I sure did expect that the global financial crisis would somehow touch people’s lives in very personal ways. But International Herald Tribune's story (January 1, 2009) on how the crisis in the US is turning divorce on its head shocked me.
In normal times, divorcing couples sell their house and divide what is left after paying the mortgage. Or a partner buys out the other to maintain possession of the house. Then each one moves on with his or her life. But with the collapse of the house prices, many couples find that the values of their homes are less than what they owe the banks. There is no money to divide if they have to sell the house. There is no money to start afresh.
Result? Some estranged couples, many of them undergoing divorce proceedings, have to continue staying in the same roof. There are cases, the story says, where the husband has to occupy the first floor and the wife the second, with each of them bringing in a new lover, thus adding a new layer of complexity in their relationships.
A tragic dimension to this global financial storm, shall I say.
But let me digress. That story also reminds us what really drives social policy on marriage and divorce. Somehow, economics plays a great part in estranged couples’ decision whether or not to part ways. When a country has reach a point where its economy provides enough economic options for each, or specifically for the women, there would be greater clamor for divorce’s legalization.
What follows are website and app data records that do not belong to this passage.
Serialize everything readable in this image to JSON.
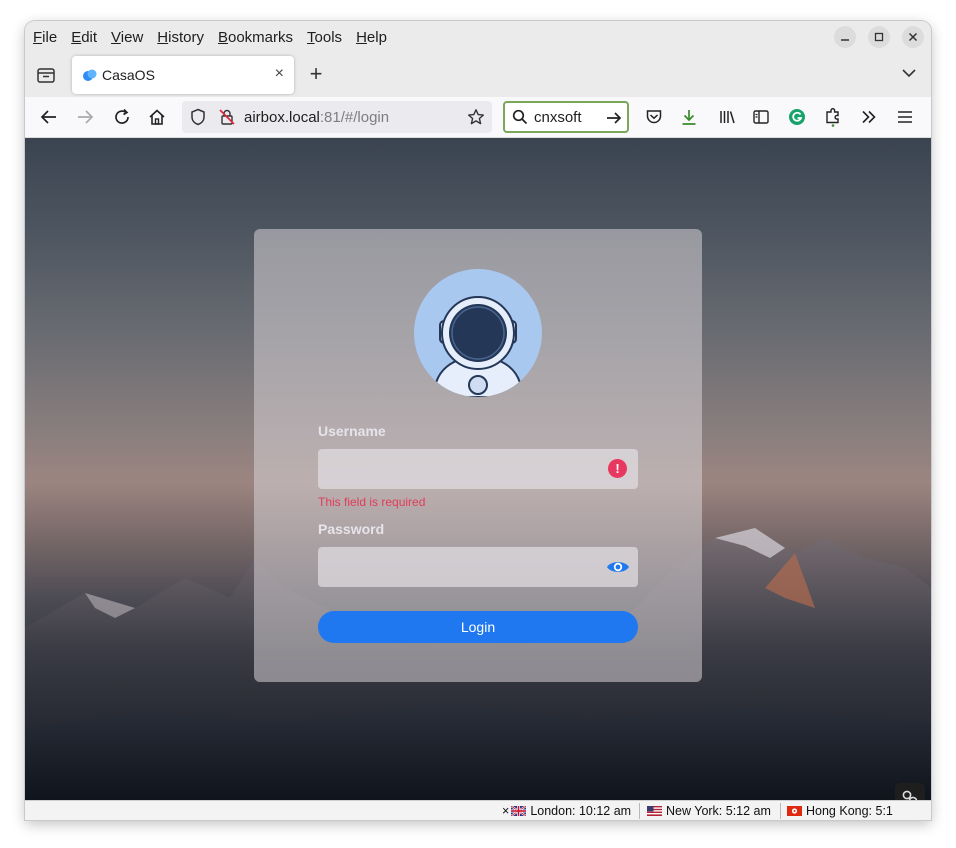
{
  "menu": {
    "items": [
      {
        "label": "File",
        "key": "F",
        "rest": "ile"
      },
      {
        "label": "Edit",
        "key": "E",
        "rest": "dit"
      },
      {
        "label": "View",
        "key": "V",
        "rest": "iew"
      },
      {
        "label": "History",
        "key": "H",
        "rest": "istory"
      },
      {
        "label": "Bookmarks",
        "key": "B",
        "rest": "ookmarks"
      },
      {
        "label": "Tools",
        "key": "T",
        "rest": "ools"
      },
      {
        "label": "Help",
        "key": "H",
        "rest": "elp"
      }
    ]
  },
  "tab": {
    "title": "CasaOS",
    "close": "×"
  },
  "new_tab": "+",
  "address": {
    "host": "airbox.local",
    "rest": ":81/#/login"
  },
  "search": {
    "value": "cnxsoft"
  },
  "login": {
    "username_label": "Username",
    "username_value": "",
    "username_error": "This field is required",
    "error_glyph": "!",
    "password_label": "Password",
    "password_value": "",
    "button_label": "Login"
  },
  "status": {
    "close_glyph": "×",
    "clocks": [
      {
        "label": "London: 10:12 am"
      },
      {
        "label": "New York: 5:12 am"
      },
      {
        "label": "Hong Kong: 5:1"
      }
    ]
  },
  "colors": {
    "accent": "#1f78f0",
    "error": "#e8385f",
    "avatar_bg": "#a9c8f0",
    "search_border": "#7aa85a"
  }
}
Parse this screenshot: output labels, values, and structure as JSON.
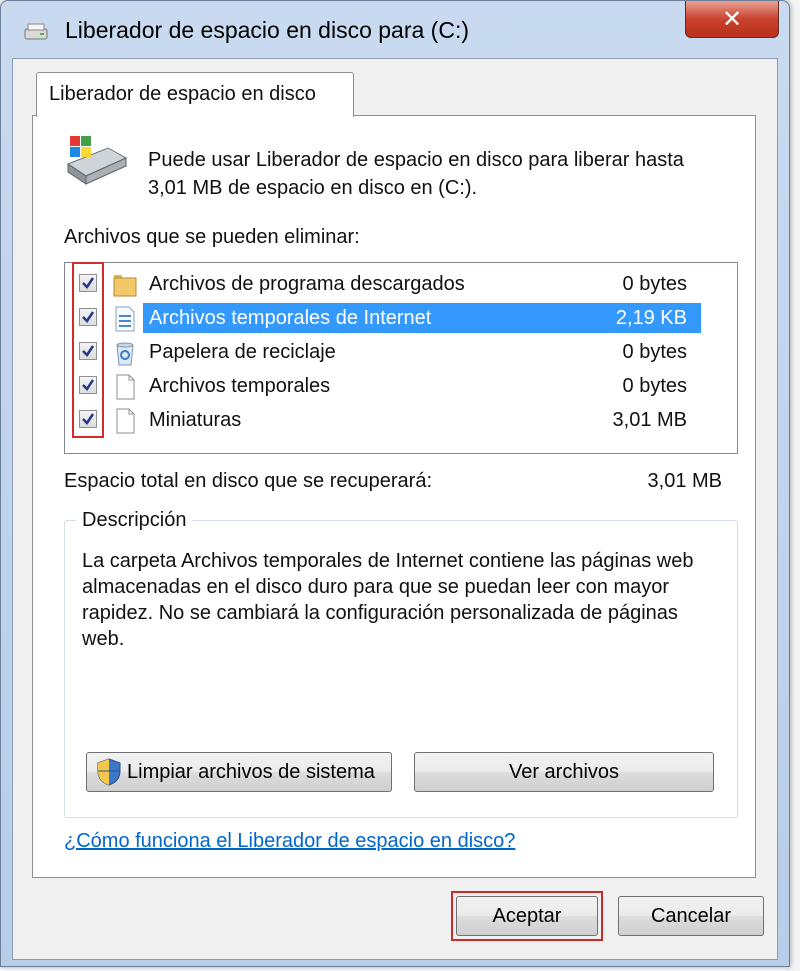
{
  "window": {
    "title": "Liberador de espacio en disco para  (C:)",
    "close_glyph": "✕"
  },
  "tab": {
    "label": "Liberador de espacio en disco"
  },
  "intro": {
    "line1": "Puede usar Liberador de espacio en disco para liberar hasta",
    "line2": "3,01 MB de espacio en disco en  (C:)."
  },
  "files": {
    "label": "Archivos que se pueden eliminar:",
    "items": [
      {
        "name": "Archivos de programa descargados",
        "size": "0 bytes",
        "checked": true,
        "icon": "folder-icon",
        "selected": false
      },
      {
        "name": "Archivos temporales de Internet",
        "size": "2,19 KB",
        "checked": true,
        "icon": "internet-file-icon",
        "selected": true
      },
      {
        "name": "Papelera de reciclaje",
        "size": "0 bytes",
        "checked": true,
        "icon": "recycle-bin-icon",
        "selected": false
      },
      {
        "name": "Archivos temporales",
        "size": "0 bytes",
        "checked": true,
        "icon": "file-icon",
        "selected": false
      },
      {
        "name": "Miniaturas",
        "size": "3,01 MB",
        "checked": true,
        "icon": "file-icon",
        "selected": false
      }
    ]
  },
  "total": {
    "label": "Espacio total en disco que se recuperará:",
    "value": "3,01 MB"
  },
  "description": {
    "title": "Descripción",
    "text": "La carpeta Archivos temporales de Internet contiene las páginas web almacenadas en el disco duro para que se puedan leer con mayor rapidez. No se cambiará la configuración personalizada de páginas web."
  },
  "buttons": {
    "clean_system": "Limpiar archivos de sistema",
    "view_files": "Ver archivos",
    "ok": "Aceptar",
    "cancel": "Cancelar"
  },
  "help_link": "¿Cómo funciona el Liberador de espacio en disco?",
  "colors": {
    "selection": "#3399ff",
    "highlight_border": "#d32a2a",
    "link": "#0066cc"
  }
}
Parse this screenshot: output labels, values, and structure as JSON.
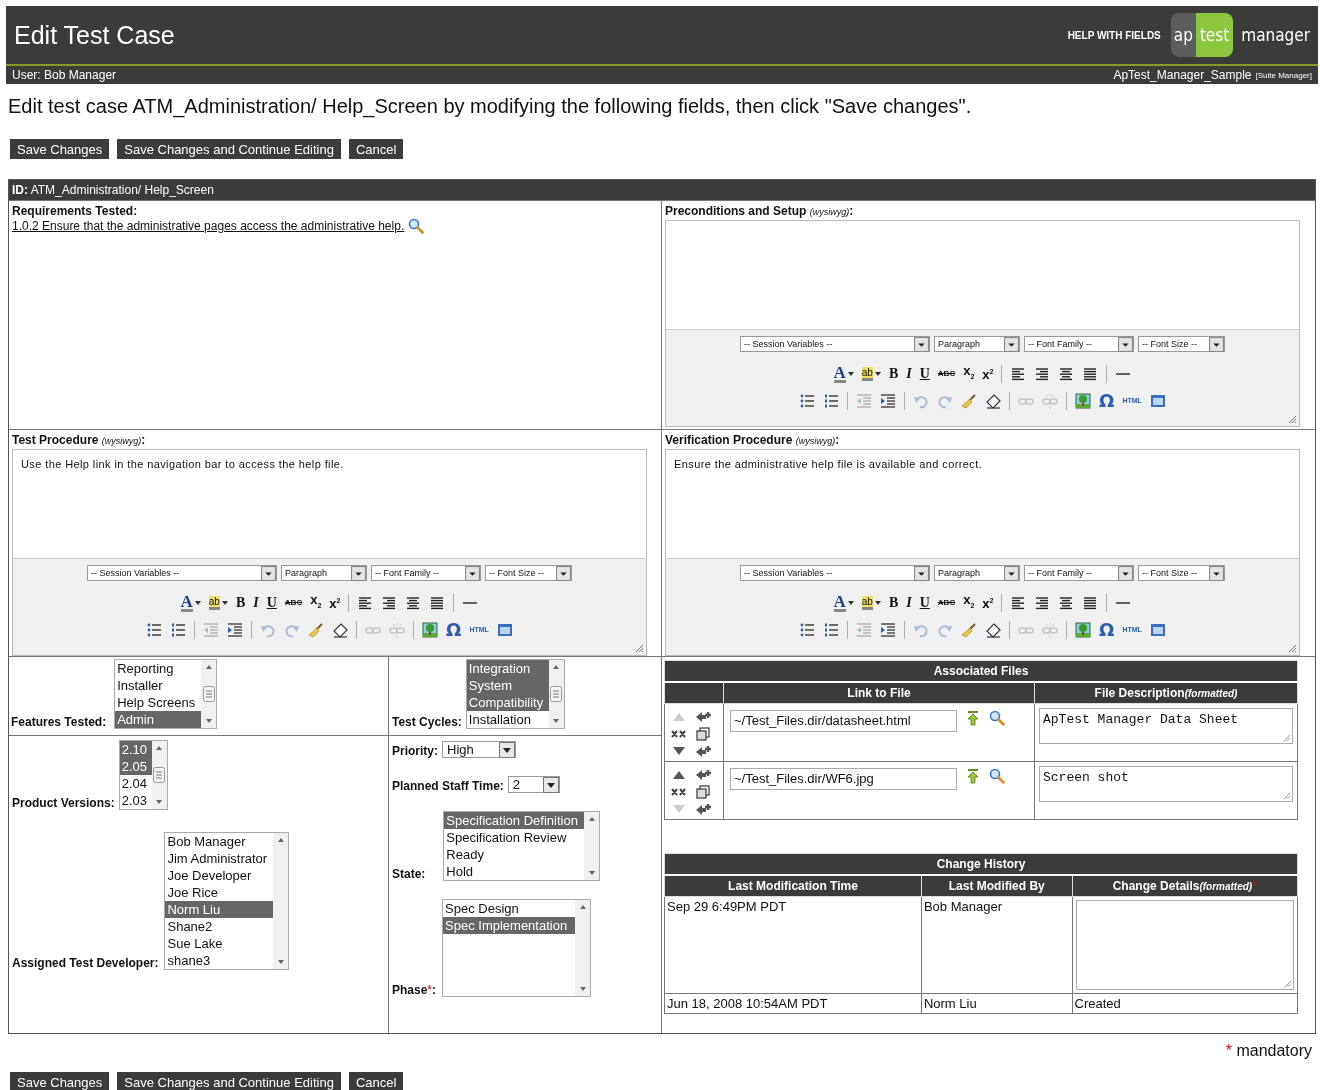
{
  "header": {
    "title": "Edit Test Case",
    "help_link": "HELP WITH FIELDS",
    "logo": [
      "ap",
      "test",
      "manager"
    ],
    "user": "User: Bob Manager",
    "project": "ApTest_Manager_Sample",
    "project_role": "[Suite Manager]"
  },
  "intro": "Edit test case ATM_Administration/ Help_Screen by modifying the following fields, then click \"Save changes\".",
  "top_buttons": [
    "Save Changes",
    "Save Changes and Continue Editing",
    "Cancel"
  ],
  "id_bar": "**ID:** ATM_Administration/ Help_Screen",
  "requirements": {
    "label": "Requirements Tested:",
    "link": "1.0.2 Ensure that the administrative pages access the administrative help."
  },
  "editors": [
    {
      "label": "Preconditions and Setup",
      "hint": "(wysiwyg)",
      "end": ":",
      "toolbar": {
        "selects": [
          "-- Session Variables --",
          "Paragraph",
          "-- Font Family --",
          "-- Font Size --"
        ],
        "rows": [
          [
            [
              {
                "kind": "text-color",
                "label": "A",
                "disabled": false
              },
              {
                "kind": "highlight",
                "label": "ab",
                "disabled": false
              },
              {
                "kind": "bold",
                "label": "B",
                "disabled": false
              },
              {
                "kind": "italic",
                "label": "I",
                "disabled": false
              },
              {
                "kind": "underline",
                "label": "U",
                "disabled": false
              },
              {
                "kind": "strike",
                "label": "ABC",
                "disabled": false
              },
              {
                "kind": "subscript",
                "label": "x$_{2}$",
                "disabled": false
              },
              {
                "kind": "superscript",
                "label": "x$^{2}$",
                "disabled": false
              }
            ],
            [
              {
                "kind": "align-left",
                "disabled": false
              },
              {
                "kind": "align-right",
                "disabled": false
              },
              {
                "kind": "align-center",
                "disabled": false
              },
              {
                "kind": "justify",
                "disabled": false
              }
            ],
            [
              {
                "kind": "rule",
                "disabled": false
              }
            ]
          ],
          [
            [
              {
                "kind": "bullets",
                "disabled": false
              },
              {
                "kind": "numbering",
                "disabled": false
              }
            ],
            [
              {
                "kind": "outdent",
                "disabled": true
              },
              {
                "kind": "indent",
                "disabled": false
              }
            ],
            [
              {
                "kind": "undo",
                "disabled": true
              },
              {
                "kind": "redo",
                "disabled": true
              },
              {
                "kind": "cleanup",
                "disabled": false
              },
              {
                "kind": "eraser",
                "disabled": false
              }
            ],
            [
              {
                "kind": "link",
                "disabled": true
              },
              {
                "kind": "unlink",
                "disabled": true
              }
            ],
            [
              {
                "kind": "image",
                "disabled": false
              },
              {
                "kind": "special-char",
                "label": "Ω",
                "disabled": false
              },
              {
                "kind": "html",
                "label": "HTML",
                "disabled": false
              },
              {
                "kind": "fullscreen",
                "disabled": false
              }
            ]
          ]
        ]
      }
    },
    {
      "label": "Test Procedure",
      "hint": "(wysiwyg)",
      "end": ":",
      "content": "Use the Help link in the navigation bar to access the help file.",
      "toolbar": {
        "selects": [
          "-- Session Variables --",
          "Paragraph",
          "-- Font Family --",
          "-- Font Size --"
        ],
        "rows": [
          [
            [
              {
                "kind": "text-color",
                "label": "A",
                "disabled": false
              },
              {
                "kind": "highlight",
                "label": "ab",
                "disabled": false
              },
              {
                "kind": "bold",
                "label": "B",
                "disabled": false
              },
              {
                "kind": "italic",
                "label": "I",
                "disabled": false
              },
              {
                "kind": "underline",
                "label": "U",
                "disabled": false
              },
              {
                "kind": "strike",
                "label": "ABC",
                "disabled": false
              },
              {
                "kind": "subscript",
                "label": "x$_{2}$",
                "disabled": false
              },
              {
                "kind": "superscript",
                "label": "x$^{2}$",
                "disabled": false
              }
            ],
            [
              {
                "kind": "align-left",
                "disabled": false
              },
              {
                "kind": "align-right",
                "disabled": false
              },
              {
                "kind": "align-center",
                "disabled": false
              },
              {
                "kind": "justify",
                "disabled": false
              }
            ],
            [
              {
                "kind": "rule",
                "disabled": false
              }
            ]
          ],
          [
            [
              {
                "kind": "bullets",
                "disabled": false
              },
              {
                "kind": "numbering",
                "disabled": false
              }
            ],
            [
              {
                "kind": "outdent",
                "disabled": true
              },
              {
                "kind": "indent",
                "disabled": false
              }
            ],
            [
              {
                "kind": "undo",
                "disabled": true
              },
              {
                "kind": "redo",
                "disabled": true
              },
              {
                "kind": "cleanup",
                "disabled": false
              },
              {
                "kind": "eraser",
                "disabled": false
              }
            ],
            [
              {
                "kind": "link",
                "disabled": true
              },
              {
                "kind": "unlink",
                "disabled": true
              }
            ],
            [
              {
                "kind": "image",
                "disabled": false
              },
              {
                "kind": "special-char",
                "label": "Ω",
                "disabled": false
              },
              {
                "kind": "html",
                "label": "HTML",
                "disabled": false
              },
              {
                "kind": "fullscreen",
                "disabled": false
              }
            ]
          ]
        ]
      }
    },
    {
      "label": "Verification Procedure",
      "hint": "(wysiwyg)",
      "end": ":",
      "content": "Ensure the administrative help file is available and correct.",
      "toolbar": {
        "selects": [
          "-- Session Variables --",
          "Paragraph",
          "-- Font Family --",
          "-- Font Size --"
        ],
        "rows": [
          [
            [
              {
                "kind": "text-color",
                "label": "A",
                "disabled": false
              },
              {
                "kind": "highlight",
                "label": "ab",
                "disabled": false
              },
              {
                "kind": "bold",
                "label": "B",
                "disabled": false
              },
              {
                "kind": "italic",
                "label": "I",
                "disabled": false
              },
              {
                "kind": "underline",
                "label": "U",
                "disabled": false
              },
              {
                "kind": "strike",
                "label": "ABC",
                "disabled": false
              },
              {
                "kind": "subscript",
                "label": "x$_{2}$",
                "disabled": false
              },
              {
                "kind": "superscript",
                "label": "x$^{2}$",
                "disabled": false
              }
            ],
            [
              {
                "kind": "align-left",
                "disabled": false
              },
              {
                "kind": "align-right",
                "disabled": false
              },
              {
                "kind": "align-center",
                "disabled": false
              },
              {
                "kind": "justify",
                "disabled": false
              }
            ],
            [
              {
                "kind": "rule",
                "disabled": false
              }
            ]
          ],
          [
            [
              {
                "kind": "bullets",
                "disabled": false
              },
              {
                "kind": "numbering",
                "disabled": false
              }
            ],
            [
              {
                "kind": "outdent",
                "disabled": true
              },
              {
                "kind": "indent",
                "disabled": false
              }
            ],
            [
              {
                "kind": "undo",
                "disabled": true
              },
              {
                "kind": "redo",
                "disabled": true
              },
              {
                "kind": "cleanup",
                "disabled": false
              },
              {
                "kind": "eraser",
                "disabled": false
              }
            ],
            [
              {
                "kind": "link",
                "disabled": true
              },
              {
                "kind": "unlink",
                "disabled": true
              }
            ],
            [
              {
                "kind": "image",
                "disabled": false
              },
              {
                "kind": "special-char",
                "label": "Ω",
                "disabled": false
              },
              {
                "kind": "html",
                "label": "HTML",
                "disabled": false
              },
              {
                "kind": "fullscreen",
                "disabled": false
              }
            ]
          ]
        ]
      }
    }
  ],
  "features": {
    "label": "Features Tested:",
    "options": [
      {
        "text": "Reporting",
        "selected": false
      },
      {
        "text": "Installer",
        "selected": false
      },
      {
        "text": "Help Screens",
        "selected": false
      },
      {
        "text": "Admin",
        "selected": true
      }
    ]
  },
  "test_cycles": {
    "label": "Test Cycles:",
    "options": [
      {
        "text": "Integration",
        "selected": true
      },
      {
        "text": "System",
        "selected": true
      },
      {
        "text": "Compatibility",
        "selected": true
      },
      {
        "text": "Installation",
        "selected": false
      }
    ]
  },
  "product_versions": {
    "label": "Product Versions:",
    "options": [
      {
        "text": "2.10",
        "selected": true
      },
      {
        "text": "2.05",
        "selected": true
      },
      {
        "text": "2.04",
        "selected": false
      },
      {
        "text": "2.03",
        "selected": false
      }
    ]
  },
  "developer": {
    "label": "Assigned Test Developer:",
    "options": [
      {
        "text": "Bob Manager",
        "selected": false
      },
      {
        "text": "Jim Administrator",
        "selected": false
      },
      {
        "text": "Joe Developer",
        "selected": false
      },
      {
        "text": "Joe Rice",
        "selected": false
      },
      {
        "text": "Norm Liu",
        "selected": true
      },
      {
        "text": "Shane2",
        "selected": false
      },
      {
        "text": "Sue Lake",
        "selected": false
      },
      {
        "text": "shane3",
        "selected": false
      }
    ]
  },
  "priority": {
    "label": "Priority:",
    "value": "High"
  },
  "staff_time": {
    "label": "Planned Staff Time:",
    "value": "2"
  },
  "state": {
    "label": "State:",
    "options": [
      {
        "text": "Specification Definition",
        "selected": true
      },
      {
        "text": "Specification Review",
        "selected": false
      },
      {
        "text": "Ready",
        "selected": false
      },
      {
        "text": "Hold",
        "selected": false
      }
    ]
  },
  "phase": {
    "label": "Phase",
    "mark": "*",
    "end": ":",
    "options": [
      {
        "text": "Spec Design",
        "selected": false
      },
      {
        "text": "Spec Implementation",
        "selected": true
      }
    ]
  },
  "associated_files": {
    "title": "Associated Files",
    "columns": [
      {
        "text": "Link to File"
      },
      {
        "text": "File Description",
        "note": "(formatted)"
      }
    ],
    "rows": [
      {
        "path": "~/Test_Files.dir/datasheet.html",
        "description": "ApTest Manager Data Sheet",
        "can_move_up": false,
        "can_move_down": true
      },
      {
        "path": "~/Test_Files.dir/WF6.jpg",
        "description": "Screen shot",
        "can_move_up": true,
        "can_move_down": false
      }
    ]
  },
  "change_history": {
    "title": "Change History",
    "columns": [
      {
        "text": "Last Modification Time"
      },
      {
        "text": "Last Modified By"
      },
      {
        "text": "Change Details",
        "note": "(formatted)",
        "mark": "*"
      }
    ],
    "rows": [
      {
        "time": "Sep 29 6:49PM PDT",
        "by": "Bob Manager",
        "kind": "input"
      },
      {
        "time": "Jun 18, 2008 10:54AM PDT",
        "by": "Norm Liu",
        "kind": "text",
        "details": "Created"
      }
    ]
  },
  "mandatory": {
    "mark": "*",
    "text": "mandatory"
  },
  "bottom_buttons": [
    "Save Changes",
    "Save Changes and Continue Editing",
    "Cancel"
  ]
}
In the Philippines, women’s groups have been crying for the legalization of divorce but to no avail. There is simply no political market for such a policy—at least not yet. A suffering partner, most likely the woman, would simply grin and bear a lousy marriage knowing that her life would be economically worse if she leaves the conjugal house. But wait until the country’s per capita GDP has reached a certain level (and let me hazard a guess: 5000 US dollars), and there would be massive clamor for divorce. That seems to be a long way to go, however.